How many lines in the records below contain "into"? Reply with the number alone.

- SUPPLIED ENTRIES:
------------------------
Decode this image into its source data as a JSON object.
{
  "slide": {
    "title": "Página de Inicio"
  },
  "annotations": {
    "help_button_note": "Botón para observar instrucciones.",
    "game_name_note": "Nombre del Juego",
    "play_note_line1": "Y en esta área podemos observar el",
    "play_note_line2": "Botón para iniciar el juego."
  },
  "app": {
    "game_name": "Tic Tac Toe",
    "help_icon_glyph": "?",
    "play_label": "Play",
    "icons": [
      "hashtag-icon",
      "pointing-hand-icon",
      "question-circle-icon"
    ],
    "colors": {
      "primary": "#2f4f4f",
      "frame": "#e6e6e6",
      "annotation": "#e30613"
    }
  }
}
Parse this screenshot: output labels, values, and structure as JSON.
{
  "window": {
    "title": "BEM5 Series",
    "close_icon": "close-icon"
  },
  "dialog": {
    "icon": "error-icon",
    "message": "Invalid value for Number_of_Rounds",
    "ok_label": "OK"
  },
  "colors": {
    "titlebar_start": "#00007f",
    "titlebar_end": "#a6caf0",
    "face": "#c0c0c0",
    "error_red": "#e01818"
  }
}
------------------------
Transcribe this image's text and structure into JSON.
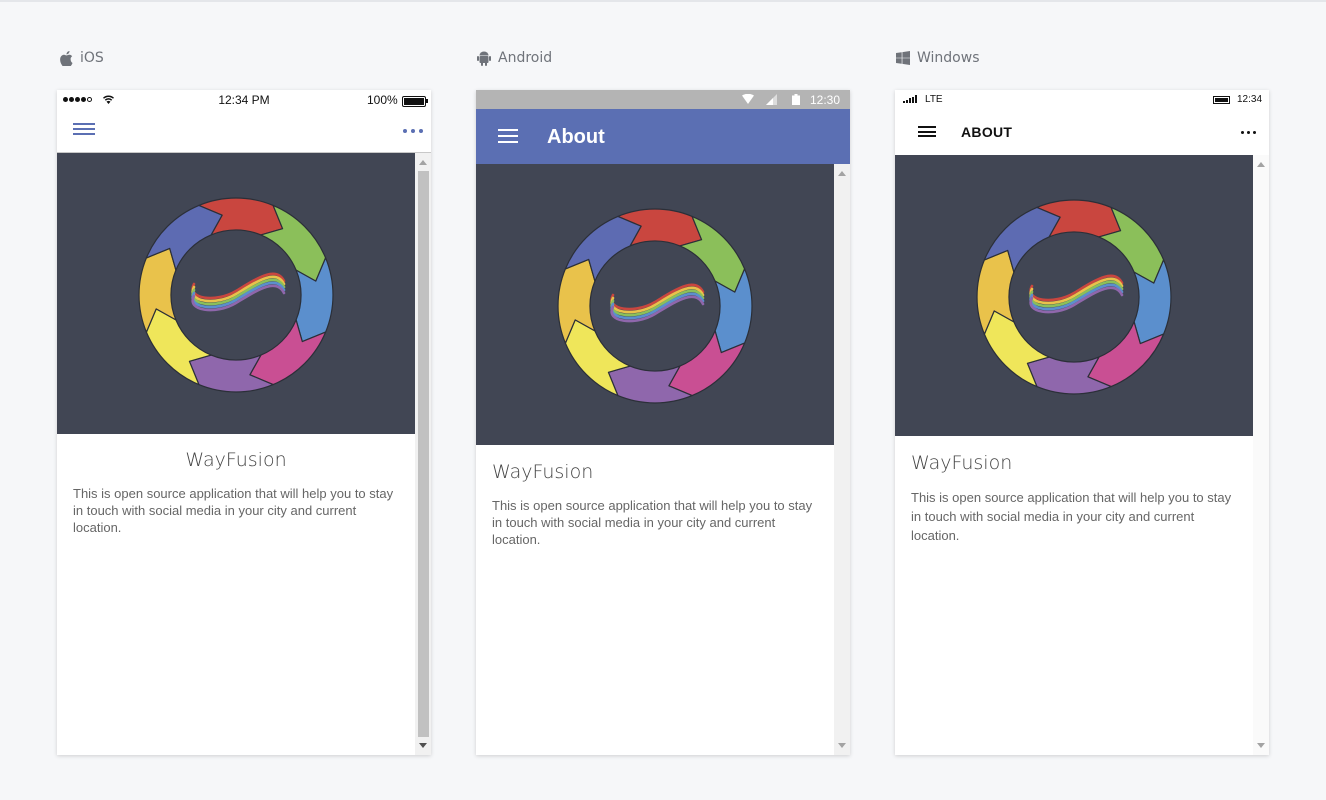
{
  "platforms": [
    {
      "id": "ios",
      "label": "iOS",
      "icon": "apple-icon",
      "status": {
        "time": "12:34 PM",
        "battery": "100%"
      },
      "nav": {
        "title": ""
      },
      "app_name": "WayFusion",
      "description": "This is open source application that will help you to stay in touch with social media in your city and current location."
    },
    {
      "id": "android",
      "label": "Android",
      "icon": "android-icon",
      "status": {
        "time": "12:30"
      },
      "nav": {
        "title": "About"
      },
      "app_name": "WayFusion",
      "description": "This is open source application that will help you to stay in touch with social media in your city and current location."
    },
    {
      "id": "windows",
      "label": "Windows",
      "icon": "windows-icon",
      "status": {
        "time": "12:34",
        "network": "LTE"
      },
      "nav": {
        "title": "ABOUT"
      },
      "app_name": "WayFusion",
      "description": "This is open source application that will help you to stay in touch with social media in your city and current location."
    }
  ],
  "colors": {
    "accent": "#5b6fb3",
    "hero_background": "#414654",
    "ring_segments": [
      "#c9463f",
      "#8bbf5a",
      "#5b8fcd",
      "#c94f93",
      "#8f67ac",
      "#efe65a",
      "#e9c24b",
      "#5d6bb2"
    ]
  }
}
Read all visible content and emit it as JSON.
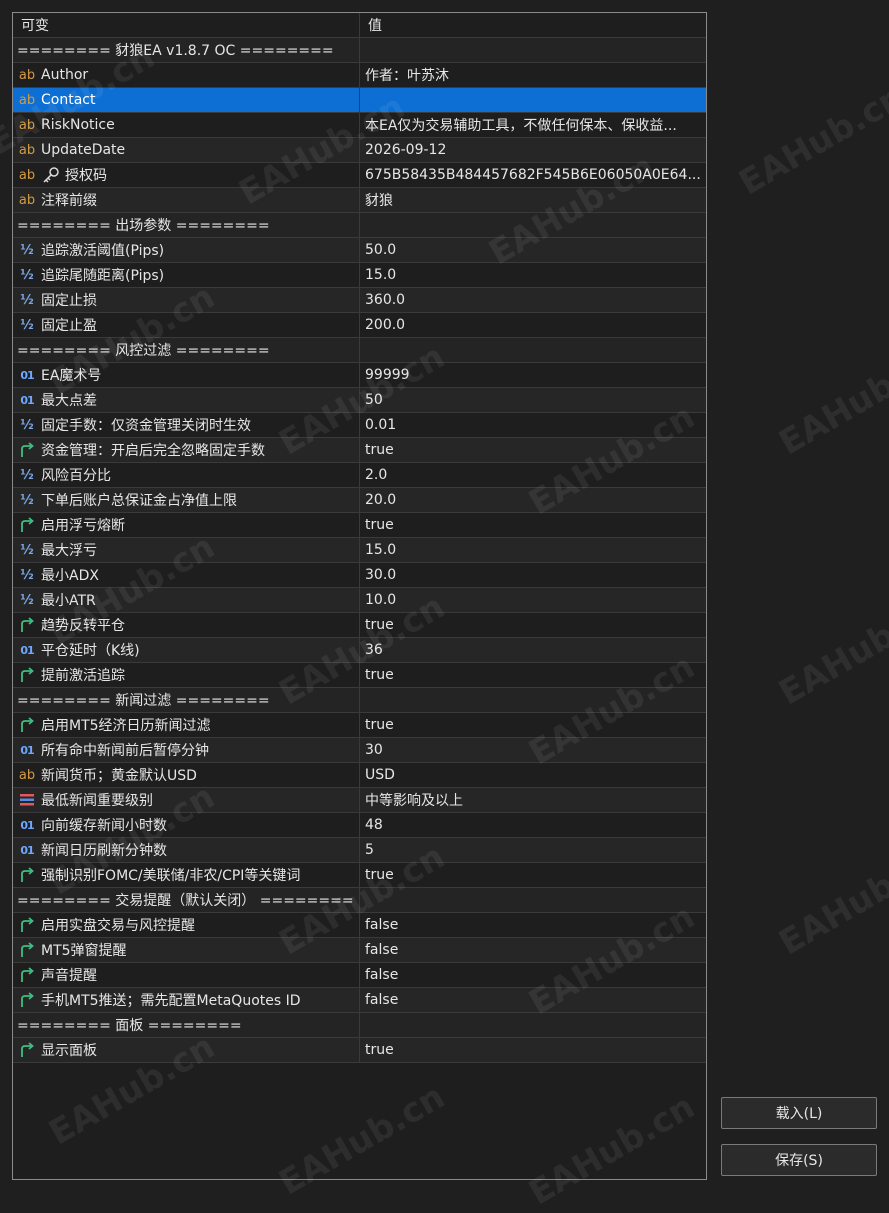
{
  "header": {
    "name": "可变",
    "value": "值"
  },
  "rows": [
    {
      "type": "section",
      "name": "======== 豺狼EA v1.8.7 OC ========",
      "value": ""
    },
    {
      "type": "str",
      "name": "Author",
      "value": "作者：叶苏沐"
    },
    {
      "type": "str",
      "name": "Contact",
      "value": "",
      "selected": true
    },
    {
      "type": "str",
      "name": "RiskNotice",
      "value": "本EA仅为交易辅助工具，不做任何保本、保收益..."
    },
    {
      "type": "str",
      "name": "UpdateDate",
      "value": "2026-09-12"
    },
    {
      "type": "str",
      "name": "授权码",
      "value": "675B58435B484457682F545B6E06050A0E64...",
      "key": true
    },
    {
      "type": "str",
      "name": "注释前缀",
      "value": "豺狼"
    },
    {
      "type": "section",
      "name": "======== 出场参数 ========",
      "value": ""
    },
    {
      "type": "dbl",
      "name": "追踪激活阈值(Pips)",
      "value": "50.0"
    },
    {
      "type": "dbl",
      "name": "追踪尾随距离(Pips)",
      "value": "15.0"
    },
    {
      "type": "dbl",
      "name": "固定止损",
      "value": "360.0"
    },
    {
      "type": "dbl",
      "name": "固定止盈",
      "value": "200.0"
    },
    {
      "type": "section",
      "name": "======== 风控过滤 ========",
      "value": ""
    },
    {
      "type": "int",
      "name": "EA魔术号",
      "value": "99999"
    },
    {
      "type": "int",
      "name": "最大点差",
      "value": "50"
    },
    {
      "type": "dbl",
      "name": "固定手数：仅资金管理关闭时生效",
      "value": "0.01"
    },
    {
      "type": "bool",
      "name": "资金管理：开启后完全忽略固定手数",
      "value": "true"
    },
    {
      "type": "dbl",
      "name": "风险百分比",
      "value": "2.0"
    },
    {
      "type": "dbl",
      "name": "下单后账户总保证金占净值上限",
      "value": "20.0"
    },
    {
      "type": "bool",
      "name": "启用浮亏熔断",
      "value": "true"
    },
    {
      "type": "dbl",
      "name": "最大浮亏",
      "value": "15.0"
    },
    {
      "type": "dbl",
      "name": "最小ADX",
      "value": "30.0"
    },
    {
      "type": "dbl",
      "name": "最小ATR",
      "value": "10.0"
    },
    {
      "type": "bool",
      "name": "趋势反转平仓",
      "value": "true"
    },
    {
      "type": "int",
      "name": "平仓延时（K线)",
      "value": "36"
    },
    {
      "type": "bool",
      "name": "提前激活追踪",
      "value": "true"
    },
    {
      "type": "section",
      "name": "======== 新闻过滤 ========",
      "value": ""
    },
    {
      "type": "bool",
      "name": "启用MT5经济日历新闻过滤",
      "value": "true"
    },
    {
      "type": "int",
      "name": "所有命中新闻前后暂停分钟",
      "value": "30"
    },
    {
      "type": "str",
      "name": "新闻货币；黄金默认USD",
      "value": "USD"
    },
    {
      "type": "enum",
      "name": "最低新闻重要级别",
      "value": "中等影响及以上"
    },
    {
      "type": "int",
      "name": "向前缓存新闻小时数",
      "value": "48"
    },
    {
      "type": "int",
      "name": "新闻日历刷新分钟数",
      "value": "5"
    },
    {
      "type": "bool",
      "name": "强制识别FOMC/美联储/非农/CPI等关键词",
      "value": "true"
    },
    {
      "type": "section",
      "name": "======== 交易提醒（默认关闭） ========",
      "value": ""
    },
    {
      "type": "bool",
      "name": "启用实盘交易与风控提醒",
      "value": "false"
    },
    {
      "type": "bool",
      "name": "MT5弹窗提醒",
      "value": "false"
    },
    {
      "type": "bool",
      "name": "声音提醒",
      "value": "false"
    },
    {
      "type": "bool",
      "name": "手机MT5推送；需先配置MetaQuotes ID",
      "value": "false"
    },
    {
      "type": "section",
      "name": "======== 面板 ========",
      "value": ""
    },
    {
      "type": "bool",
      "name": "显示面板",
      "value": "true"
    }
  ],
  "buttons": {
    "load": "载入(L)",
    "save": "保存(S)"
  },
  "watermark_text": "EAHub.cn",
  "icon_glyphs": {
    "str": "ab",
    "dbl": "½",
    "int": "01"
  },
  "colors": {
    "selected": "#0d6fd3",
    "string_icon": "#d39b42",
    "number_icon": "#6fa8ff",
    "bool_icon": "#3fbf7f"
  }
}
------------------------
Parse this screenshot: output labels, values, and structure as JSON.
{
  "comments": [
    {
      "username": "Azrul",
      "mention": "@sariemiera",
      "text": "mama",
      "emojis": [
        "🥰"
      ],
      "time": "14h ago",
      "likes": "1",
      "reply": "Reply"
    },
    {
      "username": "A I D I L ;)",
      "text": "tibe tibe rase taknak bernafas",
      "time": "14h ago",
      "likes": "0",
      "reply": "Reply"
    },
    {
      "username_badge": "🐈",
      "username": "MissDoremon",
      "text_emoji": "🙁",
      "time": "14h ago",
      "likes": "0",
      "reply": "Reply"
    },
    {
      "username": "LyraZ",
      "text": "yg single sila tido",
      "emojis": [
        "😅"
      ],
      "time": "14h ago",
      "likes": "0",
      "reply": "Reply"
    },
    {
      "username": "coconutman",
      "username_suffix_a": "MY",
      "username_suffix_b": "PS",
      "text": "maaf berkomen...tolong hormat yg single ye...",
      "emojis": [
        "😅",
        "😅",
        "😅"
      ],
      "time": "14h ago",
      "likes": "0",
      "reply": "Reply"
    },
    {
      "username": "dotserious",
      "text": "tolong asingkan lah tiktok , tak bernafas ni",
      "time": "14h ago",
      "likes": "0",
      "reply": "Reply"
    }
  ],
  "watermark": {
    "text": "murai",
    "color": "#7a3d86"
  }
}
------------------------
- TASK SOLUTION: 2